We started off looking for herps in the Canning Dam proper – parking near the gate and walking up the road looking for eyeshine. It took some time walking around before we found our first Barking gecko (Underwoodisaurus milii).

Barking gecko @ Canning Dam

We then headed further down towards Albany Hwy to my Quokka spot – I was pleased to have company as it’s an isolated spot. On the way we found a freshly road-killed Carpet python (Morelia spilota) – such a shame. There must be a few around as this is the second dead specimen I have found and my friend Jimmy found one on a previous trip.

We drove down a gravel track and parked as close as to the location as we could. I have had information from a scientist that Quokka’s are found in West facing streams in riparian vegetation – which means it’s tough to get through. We spotted a couple of kangaroos in the distance and heard the yipping of a fox but didn’t see any Quokka – strike 2!

We found some scat that I can’t say is 100% Quokka but the size seems right and it was cubic and slightly flattened.

We also found some diggings and then scat which I believe is feral pig.

An interesting night in the correct habitat for Quokka’s but I think if any were around they would have disappeared as we came crashing through the thick scrub! Another observation was this cricket that I am hoping to get a proper ID on iNaturalist – currently thought to be one of the Raspy cricket family (Gryllacrididae).

We had a good night – perhaps a hint of a Quokka but I need to keep looking for a confirmed sighting and photo!

The critically endangered possums of Busselton…

Over Christmas we had a holiday with extended family plus friends and headed to Busselton for a camping holiday. It was the first time camping for my 2 year old daughter and both kids were excited to have cousins and friends with us. We were staying in the Siesta Park region.

From a wildlife perspective the camp caretaker told me he often sees Quenda (Isoodon fusciventer) in the sand dunes – especially crossing the track. This was new to me as I haven’t heard of them being in this area before. Unfortunately I didn’t see them during my stay.

Our first night, once getting the kids to bed, we heard a rustling in the trees as we were relaxing and having a chat. We shone a light and saw our first
Western ringtail possum (Pseudocheirus occidentalis). This turned out to be a nightly occurrence as we were in pretty good Peppermint tree habitat.

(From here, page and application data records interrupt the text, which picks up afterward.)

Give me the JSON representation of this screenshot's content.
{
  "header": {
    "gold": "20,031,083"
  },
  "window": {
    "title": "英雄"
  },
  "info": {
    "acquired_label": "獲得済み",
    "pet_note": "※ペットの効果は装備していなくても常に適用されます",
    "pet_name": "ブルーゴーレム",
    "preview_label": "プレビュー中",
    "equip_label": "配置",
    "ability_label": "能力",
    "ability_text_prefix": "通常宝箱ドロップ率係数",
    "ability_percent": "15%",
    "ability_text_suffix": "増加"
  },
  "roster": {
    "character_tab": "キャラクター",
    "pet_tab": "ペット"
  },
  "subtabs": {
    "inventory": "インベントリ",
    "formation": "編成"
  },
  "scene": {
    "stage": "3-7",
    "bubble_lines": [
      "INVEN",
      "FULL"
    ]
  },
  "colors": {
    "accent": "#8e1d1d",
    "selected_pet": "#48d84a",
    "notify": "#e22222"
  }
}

The Western ringtail possum are now critically endangered through a combination of habitat loss, predation by cats & foxes and car strike as they have to travel on the ground & cross roads due to loss of trees. While I don’t distrust the science, it is hard to get into your head that something you see somewhat easily in the right habitat, is actually struggling for survival. This species unfortunately makes 11th place onto the top 20 Australian mammal species likely to go extinct with a 25% chance of losing them forever.

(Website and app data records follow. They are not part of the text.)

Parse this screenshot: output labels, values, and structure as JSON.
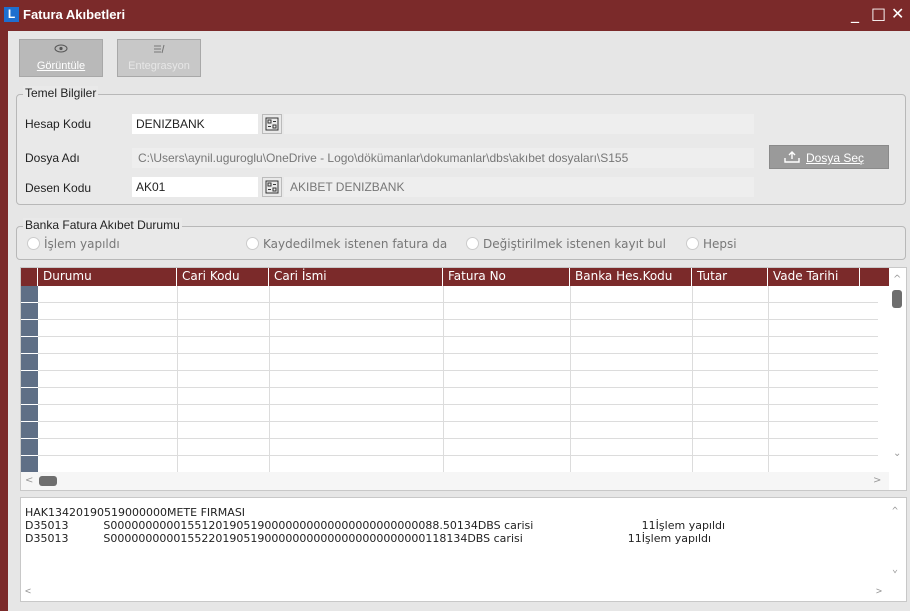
{
  "window": {
    "title": "Fatura Akıbetleri",
    "logo": "L",
    "minimize": "_",
    "maximize": "□",
    "close": "✕"
  },
  "toolbar": {
    "view_label": "Görüntüle",
    "view_icon": "eye-icon",
    "integration_label": "Entegrasyon",
    "integration_icon": "list-icon"
  },
  "basic_info": {
    "title": "Temel Bilgiler",
    "account_code_label": "Hesap Kodu",
    "account_code_value": "DENIZBANK",
    "account_desc": "",
    "file_name_label": "Dosya Adı",
    "file_name_value": "C:\\Users\\aynil.uguroglu\\OneDrive - Logo\\dökümanlar\\dokumanlar\\dbs\\akıbet dosyaları\\S155",
    "select_file_button": "Dosya Seç",
    "pattern_code_label": "Desen Kodu",
    "pattern_code_value": "AK01",
    "pattern_desc": "AKIBET DENIZBANK"
  },
  "status_group": {
    "title": "Banka Fatura Akıbet Durumu",
    "options": [
      "İşlem yapıldı",
      "Kaydedilmek istenen fatura da",
      "Değiştirilmek istenen kayıt bul",
      "Hepsi"
    ]
  },
  "grid": {
    "columns": [
      "Durumu",
      "Cari Kodu",
      "Cari İsmi",
      "Fatura No",
      "Banka Hes.Kodu",
      "Tutar",
      "Vade Tarihi"
    ]
  },
  "log": {
    "lines": [
      "HAK13420190519000000METE FIRMASI",
      "D35013          S00000000001551201905190000000000000000000000088.50134DBS carisi                               11İşlem yapıldı",
      "D35013          S000000000015522019051900000000000000000000000118134DBS carisi                              11İşlem yapıldı"
    ]
  }
}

Western ringtail possum @ Busselton

Another night a few of the blokes went to the Possum spotlighting trail leaving the kids asleep. It’s a 1.5 km walk set up especially for night time with reflective trail markers. I have blogged on this trail before.

We saw 30 odd ringtails, 15 Common brushtail possums (Trichosurus vulpecula), 5 or so Western Grey Kangaroos (Macropus fuliginosus) but no rarer species that have been seen here such as Bush rat or Brush-tail phascogale.

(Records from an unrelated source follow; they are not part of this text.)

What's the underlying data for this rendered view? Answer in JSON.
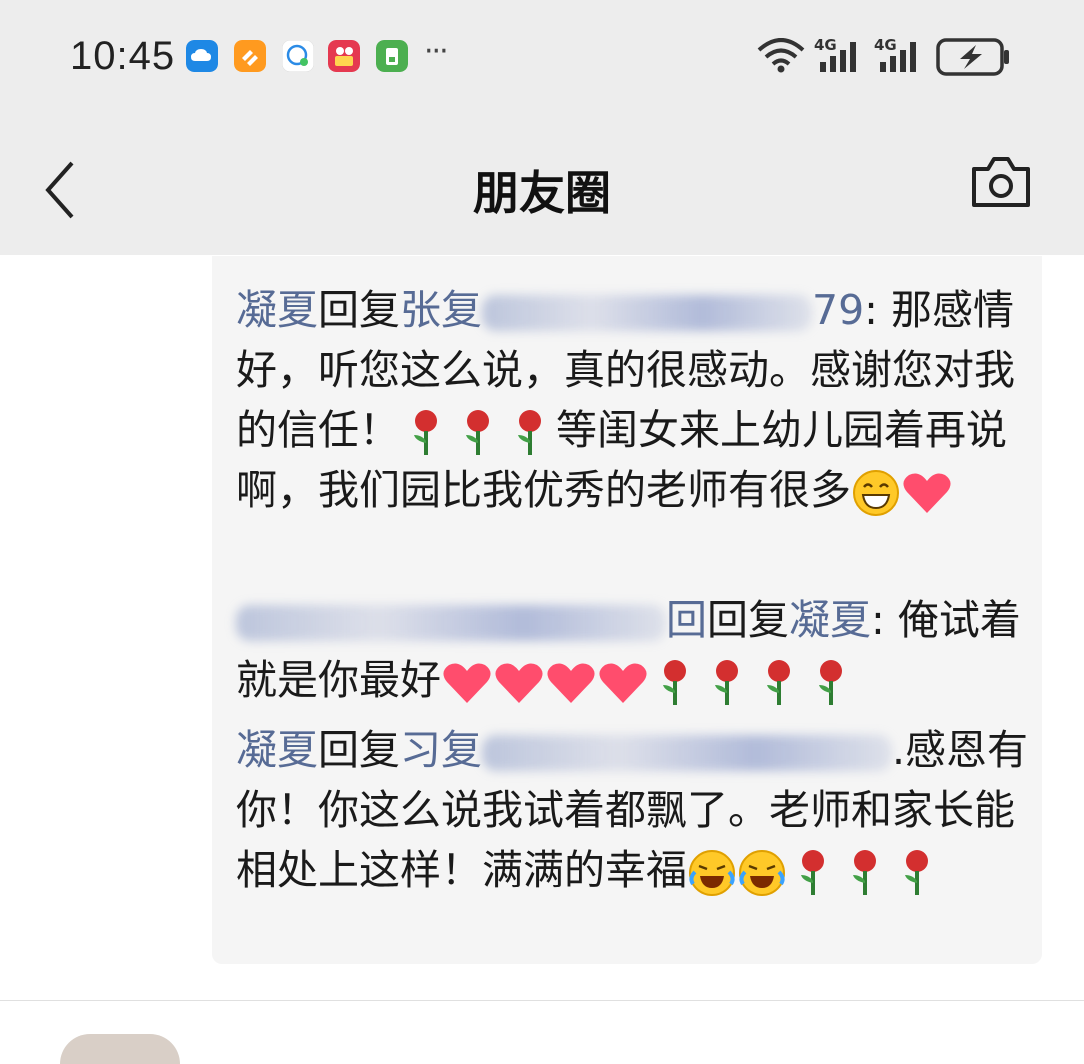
{
  "status_bar": {
    "time": "10:45",
    "notification_icons": [
      "cloud-app-icon",
      "orange-app-icon",
      "chat-app-icon",
      "video-app-icon",
      "green-app-icon"
    ],
    "more": "···",
    "network_1": "4G",
    "network_2": "4G"
  },
  "header": {
    "title": "朋友圈",
    "back_icon": "chevron-left-icon",
    "camera_icon": "camera-icon"
  },
  "comments": [
    {
      "author": "凝夏",
      "reply_word": "回复",
      "target_visible": "张复",
      "target_tail": "79",
      "colon": ": ",
      "text": "那感情好，听您这么说，真的很感动。感谢您对我的信任！",
      "text_2": "等闺女来上幼儿园着再说啊，我们园比我优秀的老师有很多"
    },
    {
      "author_tail": "回",
      "reply_word": "回复",
      "target": "凝夏",
      "colon": ": ",
      "text": "俺试着就是你最好"
    },
    {
      "author": "凝夏",
      "reply_word": "回复",
      "target_visible": "习复",
      "target_tail": ".",
      "text": "感恩有你！你这么说我试着都飘了。老师和家长能相处上这样！满满的幸福"
    }
  ],
  "colors": {
    "link_name": "#576b95",
    "bar_background": "#ededed",
    "comment_background": "#f5f5f5"
  }
}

I used my Echo Meter Touch 2 bat detector but no bats were heard. I did however find this Moaning frog (Heleioporus eyrei) – picking it up with reflective eye shine.

Moaning frog @ Possum spotlighting trail, Busselton

We also spent time snorkeling along the beach near the campsite and had some fun with an underwater camera. Look at the top left picture – can you see the flounder? The same fish is in the image below while moving.

One of the last evenings we kept the kids up and took them spotlighting just as it got dark – all were excited especially my 2 year old Sienna who had never been before but heard stories from her big brother! There were 7 kids from our group but we collected a fair few other kids from around the campsite. We saw about 8 possums all up and the kids had a great time & learnt about wildlife!

All in all a lovely holiday with plenty of possums seen 🙂